And so to higher education, just now beginning to emerge from two decades of assessment. Assessment was a largely undefined activity that resulted in the collection of billions of elements of data, with no results and to no effect. The process was characterized by external pressure, by blissfully unaware faculty, and by administrators forced to comply with Dilbert-like mandates.
We heard about the potential of the Collegiate Learning Assessment, among others, as a means of establishing student success over a wide range of learning outcomes. We also heard about the limitations, as one speaker reported that his institution had to pay students to take the CLA exam.
We learned of experiments being carried out with scientific rigor, so that results, when available, will withstand searching scrutiny and perhaps give us real answers. It was encouraging to learn that we are not alone in being troubled by the fact that measurements are being carried out with little thought to reliability, validity and relevance to actual student learning.
Best of all, there was a general tone of "we are not there yet," a message that should calm the ardor of those who insist on measuring postsecondary student learning outcomes, whether or not these measurements are reasonable.

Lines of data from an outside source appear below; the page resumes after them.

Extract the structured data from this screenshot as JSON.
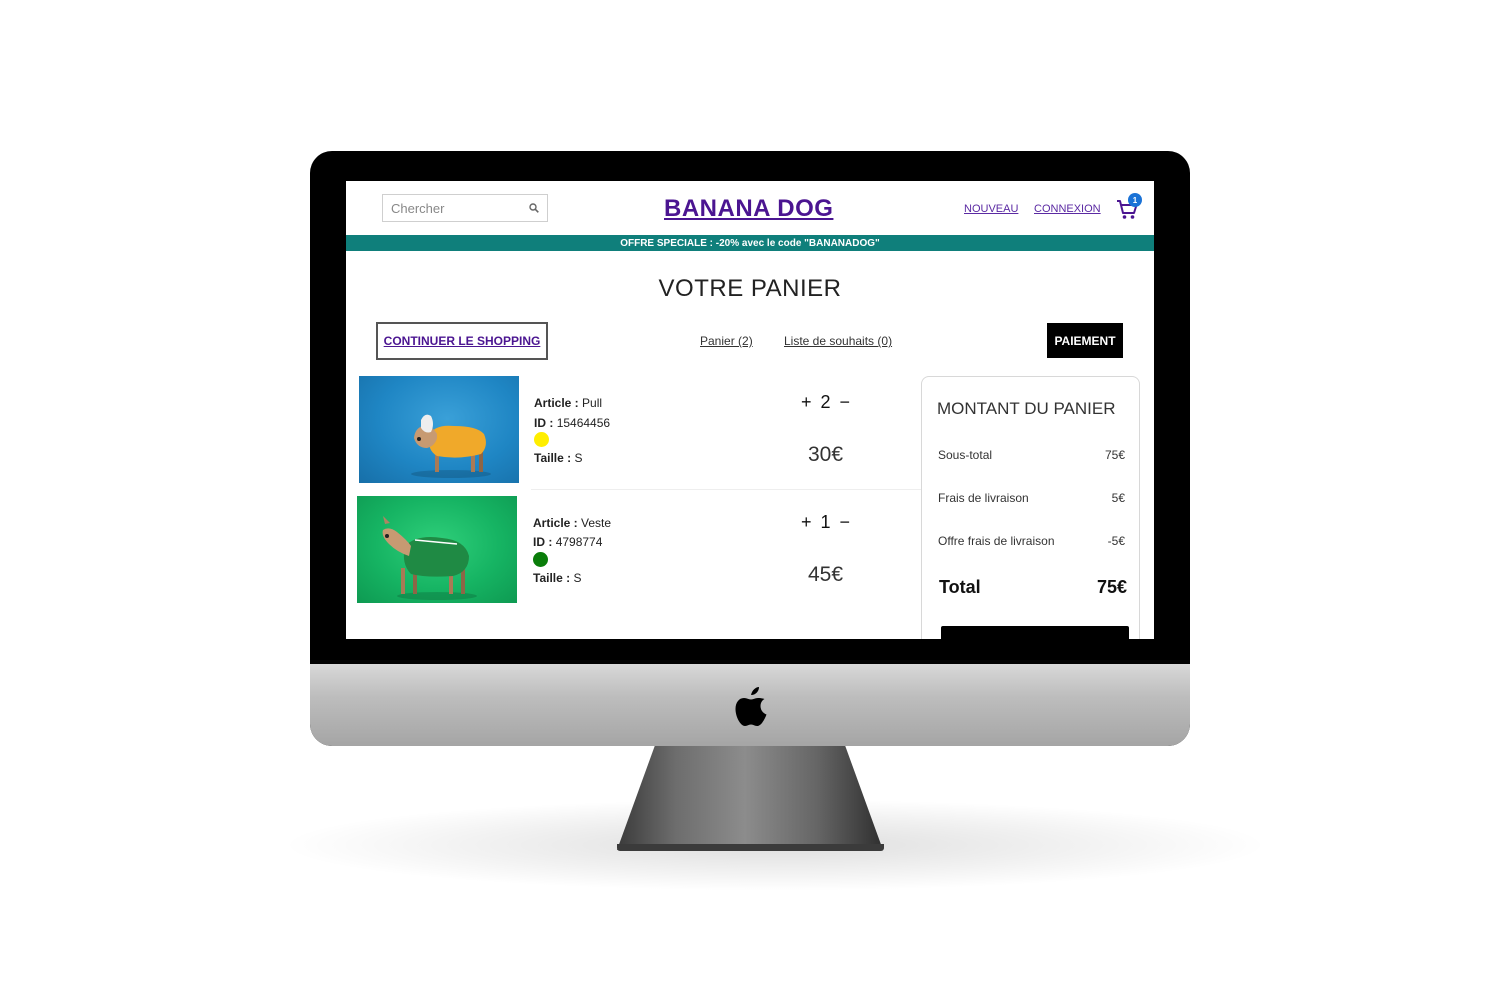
{
  "search": {
    "placeholder": "Chercher",
    "icon": "search-icon"
  },
  "brand": {
    "title": "BANANA DOG",
    "color": "#4b1591"
  },
  "nav": {
    "new_label": "NOUVEAU",
    "login_label": "CONNEXION",
    "cart_count": "1"
  },
  "promo": {
    "text": "OFFRE SPECIALE : -20% avec le code \"BANANADOG\"",
    "color": "#0f7f7b"
  },
  "page": {
    "title": "VOTRE PANIER"
  },
  "actions": {
    "continue_label": "CONTINUER LE SHOPPING",
    "cart_tab": "Panier (2)",
    "wishlist_tab": "Liste de souhaits (0)",
    "pay_label": "PAIEMENT"
  },
  "items": [
    {
      "article_label": "Article :",
      "article": "Pull",
      "id_label": "ID :",
      "id": "15464456",
      "color": "#ffee00",
      "size_label": "Taille :",
      "size": "S",
      "qty_plus": "+",
      "qty": "2",
      "qty_minus": "−",
      "price": "30€"
    },
    {
      "article_label": "Article :",
      "article": "Veste",
      "id_label": "ID :",
      "id": "4798774",
      "color": "#0a7d0a",
      "size_label": "Taille :",
      "size": "S",
      "qty_plus": "+",
      "qty": "1",
      "qty_minus": "−",
      "price": "45€"
    }
  ],
  "summary": {
    "title": "MONTANT DU PANIER",
    "subtotal_label": "Sous-total",
    "subtotal": "75€",
    "shipping_label": "Frais de livraison",
    "shipping": "5€",
    "offer_label": "Offre frais de livraison",
    "offer": "-5€",
    "total_label": "Total",
    "total": "75€"
  }
}
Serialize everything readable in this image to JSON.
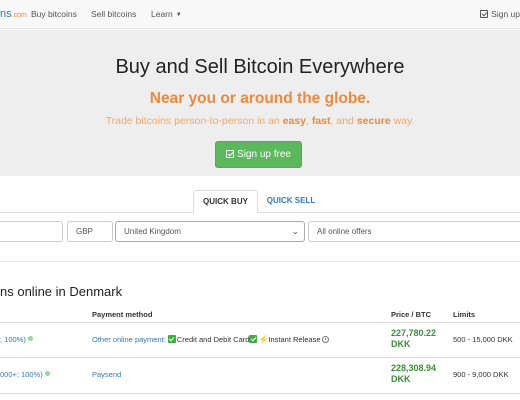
{
  "navbar": {
    "brand": "ns",
    "brand_suffix": ".com",
    "buy_label": "Buy bitcoins",
    "sell_label": "Sell bitcoins",
    "learn_label": "Learn",
    "signup_label": "Sign up"
  },
  "hero": {
    "title": "Buy and Sell Bitcoin Everywhere",
    "subtitle": "Near you or around the globe.",
    "desc_part1": "Trade bitcoins person-to-person in an ",
    "easy": "easy",
    "comma": ", ",
    "fast": "fast",
    "and": ", and ",
    "secure": "secure",
    "way": " way.",
    "signup_button": "Sign up free"
  },
  "tabs": {
    "quick_buy": "QUICK BUY",
    "quick_sell": "QUICK SELL"
  },
  "search": {
    "amount": "",
    "currency": "GBP",
    "country": "United Kingdom",
    "offers": "All online offers"
  },
  "section_title": "ns online in Denmark",
  "table": {
    "headers": {
      "payment_method": "Payment method",
      "price": "Price / BTC",
      "limits": "Limits"
    },
    "rows": [
      {
        "seller": "; 100%)",
        "payment": "Other online payment:",
        "tag1": "Credit and Debit Card",
        "tag2": "Instant Release",
        "price": "227,780.22 DKK",
        "limits": "500 - 15,000 DKK"
      },
      {
        "seller": "000+; 100%)",
        "payment": "Paysend",
        "price": "228,308.94 DKK",
        "limits": "900 - 9,000 DKK"
      }
    ]
  },
  "colors": {
    "brand_blue": "#337ab7",
    "accent_orange": "#f0883a",
    "success_green": "#5cb85c",
    "price_green": "#3c8d3c"
  }
}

Leaving measurement, we, like Professor Sloan, can skirt accountability. Accountability based on a limited slice of the postsecondary experience makes no sense and will ultimately collapse of its own weight. Appropriate accountability, on the other hand, is regularly demonstrated by colleges and universities in a multitude of ways, as was first established in 1994 by the National Association of Independent Colleges and Universities' Task Force on Appropriate Accountability.
This brings us to comparability. No less than religions -- or marriages -- or legislators, colleges and universities have unique personalities, cultures, missions, histories, areas of expertise and communities of service. In fact, much of the success of American higher education lies in its diversity, its competition and its differences.
For the most part, comparability is inapt. Regrettably, the measurement of student learning outcomes is sometimes justified by claiming that this will enable postsecondary institutions to be compared, and thereafter to be "improved."
American colleges and universities already operate within a culture of continuing improvement, self generated and responsive to changing needs and changing opportunities. But, improvement dictated by specious comparisons that are in turn based on "measurement" could seriously compromise the diversity of institutions that is so healthy a characteristic of American higher education.
We are in the midst of an unprecedented examination of higher education. Some have used this to advocate measurement of a kind that limits both teaching and learning, to establish accountability on the basis of irrelevant yardsticks, and to speak of comparability as an inevitable consequence.
In this atmosphere, a message from the education secretary reaffirming the strength of higher education and identifying diversity as an aspect to be preserved would be highly reassuring.
Bernard Fryshman is executive vice president of the Association of Advanced Rabbinical and Talmudic Schools’ Accreditation Commission.